What the exercise asks:
Among the lines below, how many have the string "shortcut" in them? Only the number is wanted.

-=-=-

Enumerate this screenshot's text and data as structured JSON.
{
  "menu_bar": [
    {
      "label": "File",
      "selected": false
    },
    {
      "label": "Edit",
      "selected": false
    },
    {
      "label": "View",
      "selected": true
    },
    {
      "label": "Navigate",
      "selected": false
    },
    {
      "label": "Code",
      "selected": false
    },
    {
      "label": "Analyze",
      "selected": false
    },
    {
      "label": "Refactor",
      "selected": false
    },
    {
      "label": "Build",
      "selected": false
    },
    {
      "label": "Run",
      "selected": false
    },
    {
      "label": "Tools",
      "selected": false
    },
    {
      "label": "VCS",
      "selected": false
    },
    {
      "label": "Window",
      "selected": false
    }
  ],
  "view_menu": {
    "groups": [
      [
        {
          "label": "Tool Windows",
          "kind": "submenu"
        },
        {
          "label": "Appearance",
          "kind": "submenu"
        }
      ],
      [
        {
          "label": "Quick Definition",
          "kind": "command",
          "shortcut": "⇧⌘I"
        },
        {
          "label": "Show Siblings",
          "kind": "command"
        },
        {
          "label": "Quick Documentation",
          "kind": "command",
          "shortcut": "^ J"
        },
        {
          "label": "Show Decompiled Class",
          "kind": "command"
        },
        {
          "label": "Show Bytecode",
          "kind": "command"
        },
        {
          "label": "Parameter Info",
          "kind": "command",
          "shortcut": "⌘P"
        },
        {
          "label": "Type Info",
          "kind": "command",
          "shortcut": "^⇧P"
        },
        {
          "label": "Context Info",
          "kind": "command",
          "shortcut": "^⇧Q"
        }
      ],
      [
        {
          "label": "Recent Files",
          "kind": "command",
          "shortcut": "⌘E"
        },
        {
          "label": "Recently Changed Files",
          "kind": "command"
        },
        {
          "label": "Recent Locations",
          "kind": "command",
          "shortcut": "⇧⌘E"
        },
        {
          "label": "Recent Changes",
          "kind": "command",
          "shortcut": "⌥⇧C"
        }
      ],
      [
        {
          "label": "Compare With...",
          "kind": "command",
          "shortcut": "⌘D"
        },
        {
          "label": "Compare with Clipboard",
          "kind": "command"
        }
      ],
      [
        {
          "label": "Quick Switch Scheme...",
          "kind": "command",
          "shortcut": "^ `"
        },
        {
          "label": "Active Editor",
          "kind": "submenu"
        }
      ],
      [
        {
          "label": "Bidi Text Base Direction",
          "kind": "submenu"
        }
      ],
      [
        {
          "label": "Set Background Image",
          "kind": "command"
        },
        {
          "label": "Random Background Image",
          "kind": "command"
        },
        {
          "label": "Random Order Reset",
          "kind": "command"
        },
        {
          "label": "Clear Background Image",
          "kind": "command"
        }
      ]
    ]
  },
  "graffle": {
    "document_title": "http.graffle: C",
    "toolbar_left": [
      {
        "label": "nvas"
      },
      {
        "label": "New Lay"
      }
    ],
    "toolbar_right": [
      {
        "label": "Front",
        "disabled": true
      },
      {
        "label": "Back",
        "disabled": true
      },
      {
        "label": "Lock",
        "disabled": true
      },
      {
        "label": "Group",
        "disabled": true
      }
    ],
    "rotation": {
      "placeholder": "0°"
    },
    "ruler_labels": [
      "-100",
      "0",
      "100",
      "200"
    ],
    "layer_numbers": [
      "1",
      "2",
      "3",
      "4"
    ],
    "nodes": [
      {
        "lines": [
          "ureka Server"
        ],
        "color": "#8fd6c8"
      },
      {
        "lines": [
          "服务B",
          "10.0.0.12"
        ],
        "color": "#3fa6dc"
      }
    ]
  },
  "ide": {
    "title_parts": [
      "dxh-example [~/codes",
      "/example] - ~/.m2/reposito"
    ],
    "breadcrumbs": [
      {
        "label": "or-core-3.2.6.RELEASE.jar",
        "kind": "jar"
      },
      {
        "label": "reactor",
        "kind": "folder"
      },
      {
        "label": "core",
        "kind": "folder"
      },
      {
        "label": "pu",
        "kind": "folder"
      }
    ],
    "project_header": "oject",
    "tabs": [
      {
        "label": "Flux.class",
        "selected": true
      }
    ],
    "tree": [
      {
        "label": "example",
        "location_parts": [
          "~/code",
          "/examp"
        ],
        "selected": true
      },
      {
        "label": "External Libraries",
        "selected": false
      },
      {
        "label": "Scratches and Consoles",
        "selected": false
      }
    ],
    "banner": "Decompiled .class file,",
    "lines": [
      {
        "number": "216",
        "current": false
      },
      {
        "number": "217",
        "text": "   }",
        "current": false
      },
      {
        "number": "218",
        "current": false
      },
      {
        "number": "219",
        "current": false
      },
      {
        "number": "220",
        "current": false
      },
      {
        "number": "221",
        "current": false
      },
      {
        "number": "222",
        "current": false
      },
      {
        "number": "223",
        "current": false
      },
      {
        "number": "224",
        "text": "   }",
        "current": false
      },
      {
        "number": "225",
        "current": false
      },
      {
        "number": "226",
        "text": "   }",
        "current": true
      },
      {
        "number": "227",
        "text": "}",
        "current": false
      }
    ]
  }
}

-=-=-

Answer space:
10